▶ Exercise directions: Read the records below and copy each line that contains "empresas".

[Data about app and page elements]
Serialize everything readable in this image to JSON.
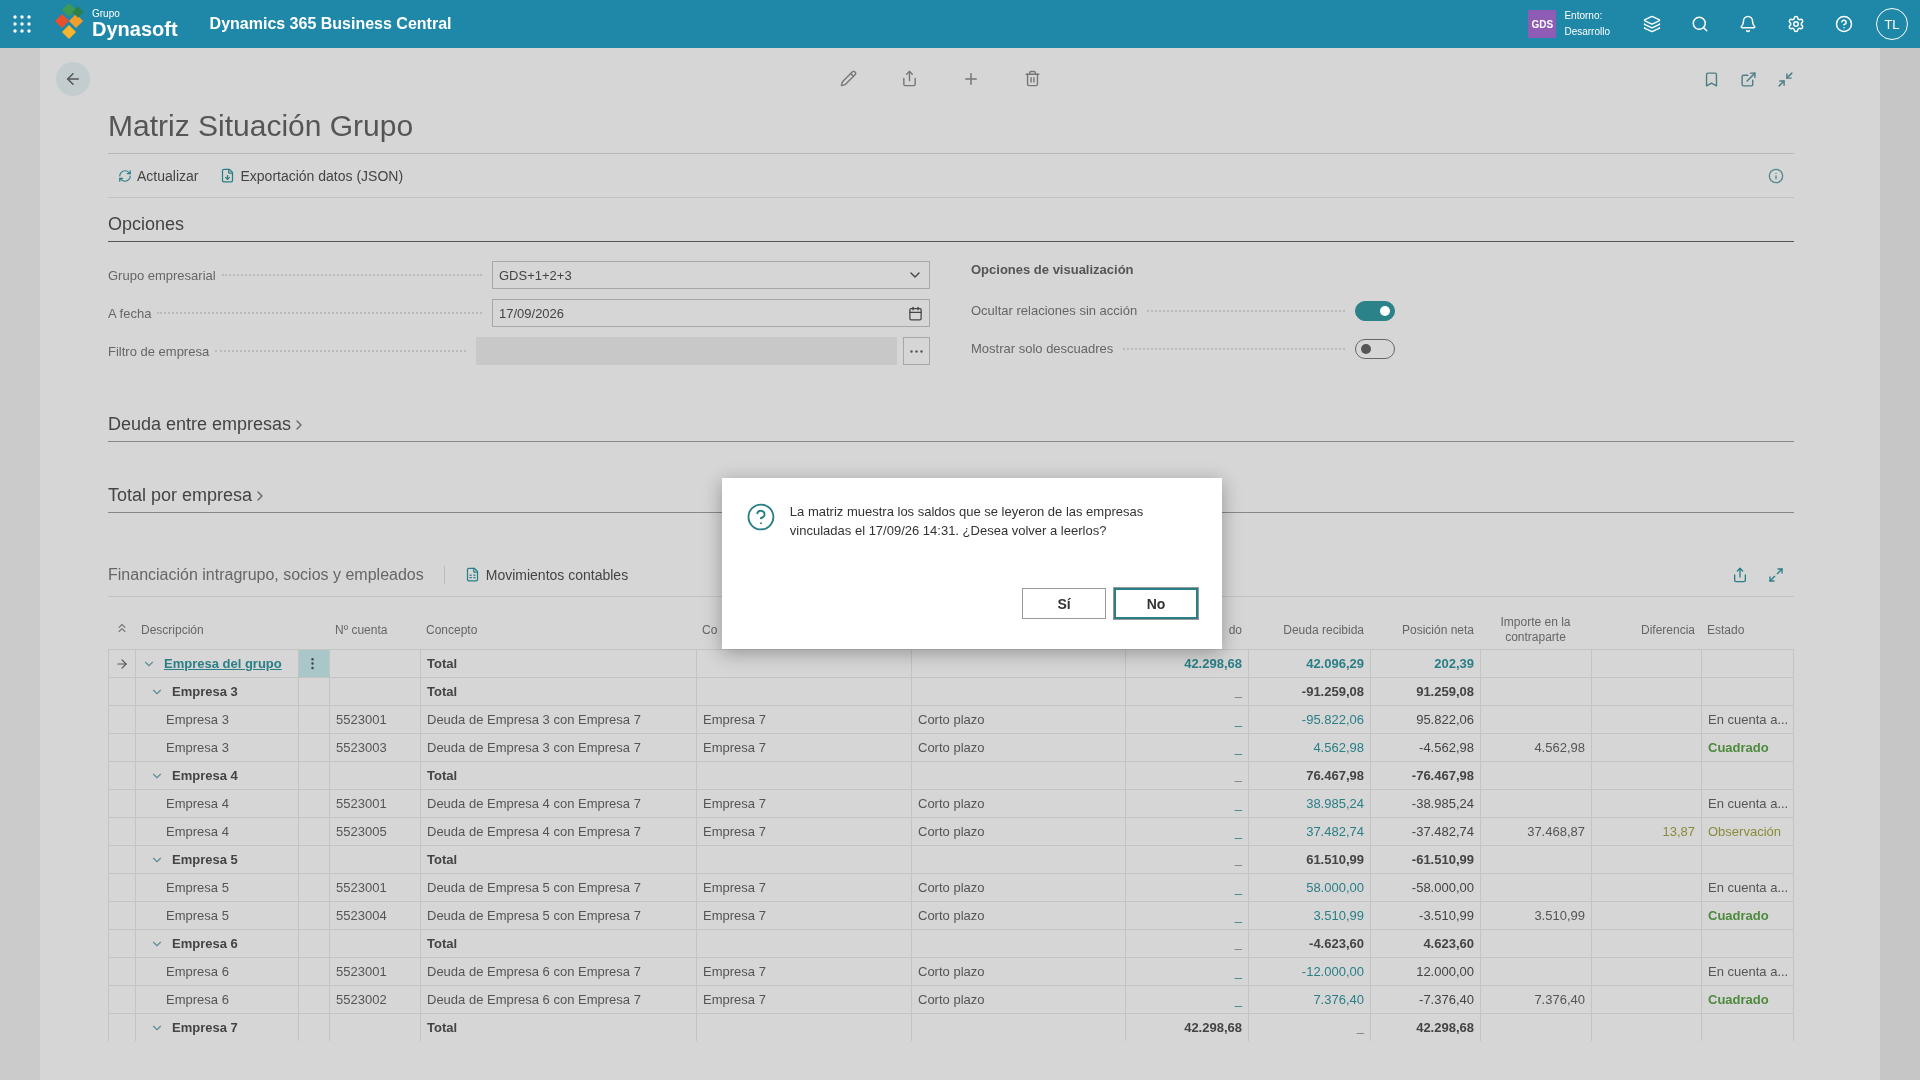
{
  "topbar": {
    "logo_small": "Grupo",
    "logo": "Dynasoft",
    "app_title": "Dynamics 365 Business Central",
    "env_badge": "GDS",
    "env_label": "Entorno:",
    "env_value": "Desarrollo",
    "avatar": "TL"
  },
  "page": {
    "title": "Matriz Situación Grupo",
    "actions": [
      "Actualizar",
      "Exportación datos (JSON)"
    ]
  },
  "options": {
    "title": "Opciones",
    "fields": [
      {
        "label": "Grupo empresarial",
        "kind": "select",
        "value": "GDS+1+2+3"
      },
      {
        "label": "A fecha",
        "kind": "date",
        "value": "17/09/2026"
      },
      {
        "label": "Filtro de empresa",
        "kind": "lookup"
      }
    ],
    "display_title": "Opciones de visualización",
    "toggles": [
      {
        "label": "Ocultar relaciones sin acción",
        "on": true
      },
      {
        "label": "Mostrar solo descuadres",
        "on": false
      }
    ]
  },
  "sections": [
    {
      "title": "Deuda entre empresas"
    },
    {
      "title": "Total por empresa"
    }
  ],
  "part": {
    "title": "Financiación intragrupo, socios y empleados",
    "action": "Movimientos contables"
  },
  "table": {
    "columns": [
      "Descripción",
      "Nº cuenta",
      "Concepto",
      "Co",
      "",
      "do",
      "Deuda recibida",
      "Posición neta",
      "Importe en la contraparte",
      "Diferencia",
      "Estado"
    ],
    "rows": [
      {
        "kind": "root",
        "selected": true,
        "expanded": true,
        "desc": "Empresa del grupo",
        "cuenta": "",
        "concepto": "Total",
        "co": "",
        "plazo": "",
        "saldo": "42.298,68",
        "recibida": "42.096,29",
        "neta": "202,39",
        "importe": "",
        "diferencia": "",
        "estado": null
      },
      {
        "kind": "group",
        "selected": false,
        "expanded": true,
        "desc": "Empresa 3",
        "cuenta": "",
        "concepto": "Total",
        "co": "",
        "plazo": "",
        "saldo": "_",
        "recibida": "-91.259,08",
        "neta": "91.259,08",
        "importe": "",
        "diferencia": "",
        "estado": null
      },
      {
        "kind": "detail",
        "selected": false,
        "desc": "Empresa 3",
        "cuenta": "5523001",
        "concepto": "Deuda de Empresa 3 con Empresa 7",
        "co": "Empresa 7",
        "plazo": "Corto plazo",
        "saldo": "_",
        "recibida": "-95.822,06",
        "neta": "95.822,06",
        "importe": "",
        "diferencia": "",
        "estado": {
          "text": "En cuenta a...",
          "kind": "pending"
        }
      },
      {
        "kind": "detail",
        "selected": false,
        "desc": "Empresa 3",
        "cuenta": "5523003",
        "concepto": "Deuda de Empresa 3 con Empresa 7",
        "co": "Empresa 7",
        "plazo": "Corto plazo",
        "saldo": "_",
        "recibida": "4.562,98",
        "neta": "-4.562,98",
        "importe": "4.562,98",
        "diferencia": "",
        "estado": {
          "text": "Cuadrado",
          "kind": "balanced"
        }
      },
      {
        "kind": "group",
        "selected": false,
        "expanded": true,
        "desc": "Empresa 4",
        "cuenta": "",
        "concepto": "Total",
        "co": "",
        "plazo": "",
        "saldo": "_",
        "recibida": "76.467,98",
        "neta": "-76.467,98",
        "importe": "",
        "diferencia": "",
        "estado": null
      },
      {
        "kind": "detail",
        "selected": false,
        "desc": "Empresa 4",
        "cuenta": "5523001",
        "concepto": "Deuda de Empresa 4 con Empresa 7",
        "co": "Empresa 7",
        "plazo": "Corto plazo",
        "saldo": "_",
        "recibida": "38.985,24",
        "neta": "-38.985,24",
        "importe": "",
        "diferencia": "",
        "estado": {
          "text": "En cuenta a...",
          "kind": "pending"
        }
      },
      {
        "kind": "detail",
        "selected": false,
        "desc": "Empresa 4",
        "cuenta": "5523005",
        "concepto": "Deuda de Empresa 4 con Empresa 7",
        "co": "Empresa 7",
        "plazo": "Corto plazo",
        "saldo": "_",
        "recibida": "37.482,74",
        "neta": "-37.482,74",
        "importe": "37.468,87",
        "diferencia": "13,87",
        "estado": {
          "text": "Observación",
          "kind": "observation"
        }
      },
      {
        "kind": "group",
        "selected": false,
        "expanded": true,
        "desc": "Empresa 5",
        "cuenta": "",
        "concepto": "Total",
        "co": "",
        "plazo": "",
        "saldo": "_",
        "recibida": "61.510,99",
        "neta": "-61.510,99",
        "importe": "",
        "diferencia": "",
        "estado": null
      },
      {
        "kind": "detail",
        "selected": false,
        "desc": "Empresa 5",
        "cuenta": "5523001",
        "concepto": "Deuda de Empresa 5 con Empresa 7",
        "co": "Empresa 7",
        "plazo": "Corto plazo",
        "saldo": "_",
        "recibida": "58.000,00",
        "neta": "-58.000,00",
        "importe": "",
        "diferencia": "",
        "estado": {
          "text": "En cuenta a...",
          "kind": "pending"
        }
      },
      {
        "kind": "detail",
        "selected": false,
        "desc": "Empresa 5",
        "cuenta": "5523004",
        "concepto": "Deuda de Empresa 5 con Empresa 7",
        "co": "Empresa 7",
        "plazo": "Corto plazo",
        "saldo": "_",
        "recibida": "3.510,99",
        "neta": "-3.510,99",
        "importe": "3.510,99",
        "diferencia": "",
        "estado": {
          "text": "Cuadrado",
          "kind": "balanced"
        }
      },
      {
        "kind": "group",
        "selected": false,
        "expanded": true,
        "desc": "Empresa 6",
        "cuenta": "",
        "concepto": "Total",
        "co": "",
        "plazo": "",
        "saldo": "_",
        "recibida": "-4.623,60",
        "neta": "4.623,60",
        "importe": "",
        "diferencia": "",
        "estado": null
      },
      {
        "kind": "detail",
        "selected": false,
        "desc": "Empresa 6",
        "cuenta": "5523001",
        "concepto": "Deuda de Empresa 6 con Empresa 7",
        "co": "Empresa 7",
        "plazo": "Corto plazo",
        "saldo": "_",
        "recibida": "-12.000,00",
        "neta": "12.000,00",
        "importe": "",
        "diferencia": "",
        "estado": {
          "text": "En cuenta a...",
          "kind": "pending"
        }
      },
      {
        "kind": "detail",
        "selected": false,
        "desc": "Empresa 6",
        "cuenta": "5523002",
        "concepto": "Deuda de Empresa 6 con Empresa 7",
        "co": "Empresa 7",
        "plazo": "Corto plazo",
        "saldo": "_",
        "recibida": "7.376,40",
        "neta": "-7.376,40",
        "importe": "7.376,40",
        "diferencia": "",
        "estado": {
          "text": "Cuadrado",
          "kind": "balanced"
        }
      },
      {
        "kind": "group",
        "selected": false,
        "expanded": true,
        "desc": "Empresa 7",
        "cuenta": "",
        "concepto": "Total",
        "co": "",
        "plazo": "",
        "saldo": "42.298,68",
        "recibida": "_",
        "neta": "42.298,68",
        "importe": "",
        "diferencia": "",
        "estado": null
      }
    ]
  },
  "dialog": {
    "message": "La matriz muestra los saldos que se leyeron de las empresas vinculadas el 17/09/26 14:31. ¿Desea volver a leerlos?",
    "buttons": [
      {
        "label": "Sí",
        "focused": false
      },
      {
        "label": "No",
        "focused": true
      }
    ]
  }
}
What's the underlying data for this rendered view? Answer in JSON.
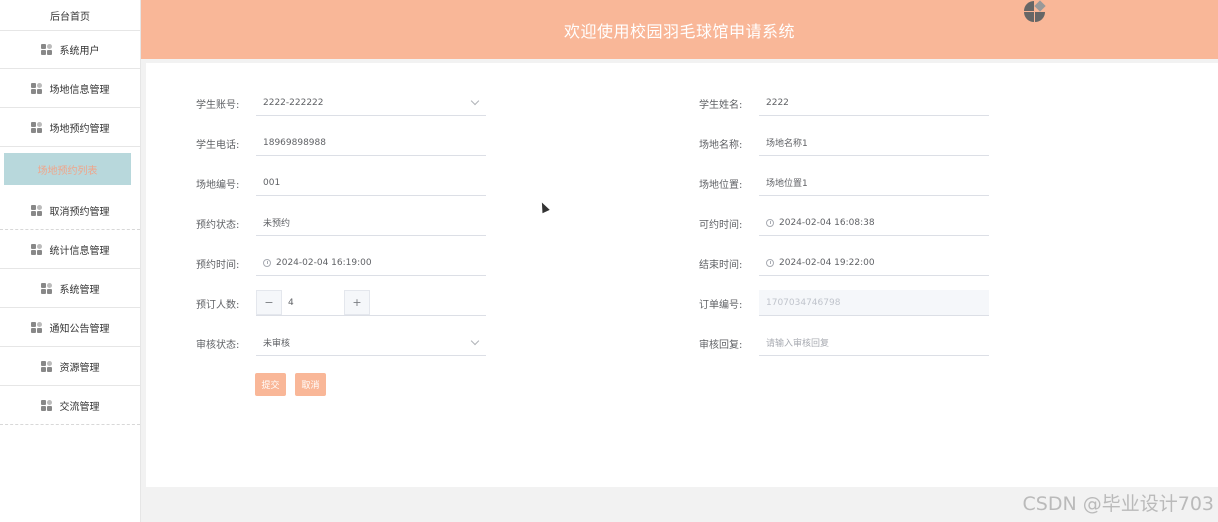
{
  "sidebar": {
    "home": "后台首页",
    "items": [
      {
        "label": "系统用户"
      },
      {
        "label": "场地信息管理"
      },
      {
        "label": "场地预约管理"
      },
      {
        "label": "场地预约列表"
      },
      {
        "label": "取消预约管理"
      },
      {
        "label": "统计信息管理"
      },
      {
        "label": "系统管理"
      },
      {
        "label": "通知公告管理"
      },
      {
        "label": "资源管理"
      },
      {
        "label": "交流管理"
      }
    ]
  },
  "header": {
    "title": "欢迎使用校园羽毛球馆申请系统"
  },
  "form": {
    "student_account": {
      "label": "学生账号:",
      "value": "2222-222222"
    },
    "student_name": {
      "label": "学生姓名:",
      "value": "2222"
    },
    "student_phone": {
      "label": "学生电话:",
      "value": "18969898988"
    },
    "venue_name": {
      "label": "场地名称:",
      "value": "场地名称1"
    },
    "venue_code": {
      "label": "场地编号:",
      "value": "001"
    },
    "venue_location": {
      "label": "场地位置:",
      "value": "场地位置1"
    },
    "booking_status": {
      "label": "预约状态:",
      "value": "未预约"
    },
    "available_time": {
      "label": "可约时间:",
      "value": "2024-02-04 16:08:38"
    },
    "booking_time": {
      "label": "预约时间:",
      "value": "2024-02-04 16:19:00"
    },
    "end_time": {
      "label": "结束时间:",
      "value": "2024-02-04 19:22:00"
    },
    "people_count": {
      "label": "预订人数:",
      "value": "4",
      "minus": "−",
      "plus": "+"
    },
    "order_number": {
      "label": "订单编号:",
      "value": "1707034746798"
    },
    "review_status": {
      "label": "审核状态:",
      "value": "未审核"
    },
    "review_reply": {
      "label": "审核回复:",
      "placeholder": "请输入审核回复"
    },
    "submit": "提交",
    "cancel": "取消"
  },
  "watermark": "CSDN @毕业设计703"
}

▶ Response area:
      "title": "Deuda entre empresas"
    "message": "La matriz muestra los saldos que se leyeron de las empresas vinculadas el 17/09/26 14:31. ¿Desea volver a leerlos?",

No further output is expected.